Alexander Crutchfield is a student conservative who proudly stands within Hill’s described ten percent. The walls of his Branford dorm room are adorned with two posters of Ronald Reagan and another that reads “I love capitalism.” On his bedside table sits George W. Bush’s memoir “Decision Points.” Crutchfield has certainly made no secret of his conservatism, but others on campus do. “The term closet conservative is thrown around a lot and it’s very much the case,” he explains.
“Coming out as a Republican at Yale is even more difficult than coming out as gay,” says Madison Alworth ’15. “People can judge you harshly for it.”
Elizabeth Henry, too, has garnered her own share of attacks from a segment of the Yale population. “There are actually three groups of liberals at Yale,” she said. “There are the apathetic liberals, who aren’t really antagonistic towards us. Then there are Democrats like Zak Newman, who I’m friends with because he’s knowledgeable and understanding of us. And lastly, there are the Democrats who think Republicans are bad people—that we’re somehow immoral. Someone once told a friend of mine, ‘I can’t believe you would hang out with Elizabeth Henry! You know she’s a Republican, right?’”
Crutchfield sees the evolution as coming about through an attitude change as well as a commitment to action, not only among liberals, but among conservatives, too.
“We often have a tendency to stick together,” he said. “We’re all too content to isolate ourselves with conservative super PACs and Fox News. The problem becomes that we’re not actively engaged in a real dialogue. For too long, we’ve been content to sit in our conservative ivory towers. That has to change.”
Other conservatives overwhelmingly agree with Crutchfield. Torres summed up the sentiment, saying “It’s impossible to say that change isn’t necessary after a loss that bad, but I disagree that we need to change stances on issues. The philosophical ideals of conservatism underlying the party are good—we just need a new branding.
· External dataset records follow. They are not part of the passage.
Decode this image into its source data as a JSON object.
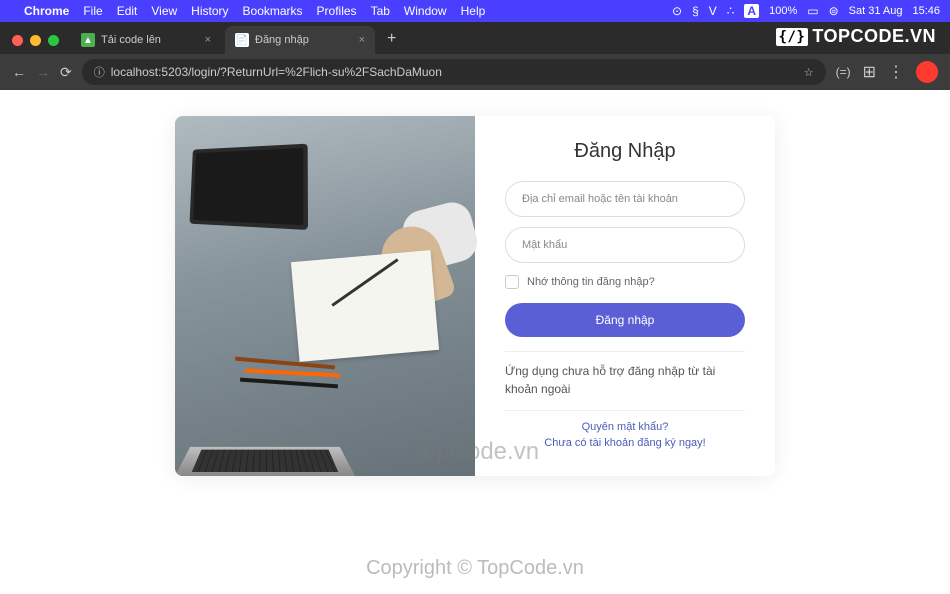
{
  "menubar": {
    "app": "Chrome",
    "items": [
      "File",
      "Edit",
      "View",
      "History",
      "Bookmarks",
      "Profiles",
      "Tab",
      "Window",
      "Help"
    ],
    "battery": "100%",
    "date": "Sat 31 Aug",
    "time": "15:46",
    "indicator": "A",
    "extra": "V"
  },
  "tabs": [
    {
      "title": "Tải code lên",
      "active": false
    },
    {
      "title": "Đăng nhập",
      "active": true
    }
  ],
  "url": "localhost:5203/login/?ReturnUrl=%2Flich-su%2FSachDaMuon",
  "login": {
    "title": "Đăng Nhập",
    "email_placeholder": "Địa chỉ email hoặc tên tài khoản",
    "password_placeholder": "Mật khẩu",
    "remember_label": "Nhớ thông tin đăng nhập?",
    "submit_label": "Đăng nhập",
    "note": "Ứng dụng chưa hỗ trợ đăng nhập từ tài khoản ngoài",
    "forgot_link": "Quyên mật khẩu?",
    "register_link": "Chưa có tài khoản đăng ký ngay!"
  },
  "watermark": {
    "topright": "TOPCODE.VN",
    "center": "TopCode.vn",
    "bottom": "Copyright © TopCode.vn"
  }
}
We were painted too well by our Democratic opponents and media as the party of the wealthy when really, our philosophy of limited government, low taxes, and social responsibility is beneficial to everyone.”
In many ways, Yale’s young conservatives embody the change that they, and even much of the Republican leadership, seek within the party. The Yale College Republicans have spent time this election canvassing for Scott Brown and Linda McMahon, and making phone calls to swing states for Mitt Romney, but it extends beyond volunteering. By injecting the campus with a renewed spirit of political action and conversation, today’s conservatives are not only challenging the status quo—they’re keeping alive the legacy of Buckley.
“The best thing about Buckley was that some of his dearest friends were on the left,” recalled Professor Hill. “I remember seeing him come out of Mory’s once in the late Clinton years. Lanny Davis, a leading advisor to Clinton, was coming up Wall Street in the other direction and they just kind of fell into each other’s arms and laughed. That was Buckley, and you have to maintain that kind of buoyant character in your politics and commentary in order to succeed. The conservative students on campus have certainly captured something of Buckley’s spirit.”
Noah Remnick is a sophomore in Ezra Stiles College